- _Problem_: The task here is to set down every line of the listing exactly.

- _Material supplied_:
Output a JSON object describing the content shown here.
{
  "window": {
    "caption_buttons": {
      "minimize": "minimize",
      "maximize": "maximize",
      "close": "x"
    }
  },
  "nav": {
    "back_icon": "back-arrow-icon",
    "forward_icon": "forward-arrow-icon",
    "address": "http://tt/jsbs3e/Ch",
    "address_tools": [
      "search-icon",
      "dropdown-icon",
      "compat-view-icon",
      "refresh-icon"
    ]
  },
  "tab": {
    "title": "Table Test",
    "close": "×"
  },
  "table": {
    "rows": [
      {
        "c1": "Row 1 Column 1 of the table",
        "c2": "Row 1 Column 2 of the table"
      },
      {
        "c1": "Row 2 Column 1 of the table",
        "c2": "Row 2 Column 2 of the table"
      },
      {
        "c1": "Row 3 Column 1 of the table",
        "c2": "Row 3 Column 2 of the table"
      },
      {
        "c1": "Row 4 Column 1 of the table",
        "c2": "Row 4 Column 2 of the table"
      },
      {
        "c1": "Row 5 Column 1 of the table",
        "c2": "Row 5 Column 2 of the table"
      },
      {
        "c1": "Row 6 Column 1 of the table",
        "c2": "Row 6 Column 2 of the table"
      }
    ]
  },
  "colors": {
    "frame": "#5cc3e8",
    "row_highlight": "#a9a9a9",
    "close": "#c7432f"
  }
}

- _Result_:
Output a JSON object describing the content shown here.
{
  "window": {
    "caption_buttons": {
      "minimize": "minimize",
      "maximize": "maximize",
      "close": "x"
    }
  },
  "nav": {
    "back_icon": "back-arrow-icon",
    "forward_icon": "forward-arrow-icon",
    "address": "http://tt/jsbs3e/Ch",
    "address_tools": [
      "search-icon",
      "dropdown-icon",
      "compat-view-icon",
      "refresh-icon"
    ]
  },
  "tab": {
    "title": "Table Test",
    "close": "×"
  },
  "table": {
    "rows": [
      {
        "c1": "Row 1 Column 1 of the table",
        "c2": "Row 1 Column 2 of the table"
      },
      {
        "c1": "Row 2 Column 1 of the table",
        "c2": "Row 2 Column 2 of the table"
      },
      {
        "c1": "Row 3 Column 1 of the table",
        "c2": "Row 3 Column 2 of the table"
      },
      {
        "c1": "Row 4 Column 1 of the table",
        "c2": "Row 4 Column 2 of the table"
      },
      {
        "c1": "Row 5 Column 1 of the table",
        "c2": "Row 5 Column 2 of the table"
      },
      {
        "c1": "Row 6 Column 1 of the table",
        "c2": "Row 6 Column 2 of the table"
      }
    ]
  },
  "colors": {
    "frame": "#5cc3e8",
    "row_highlight": "#a9a9a9",
    "close": "#c7432f"
  }
}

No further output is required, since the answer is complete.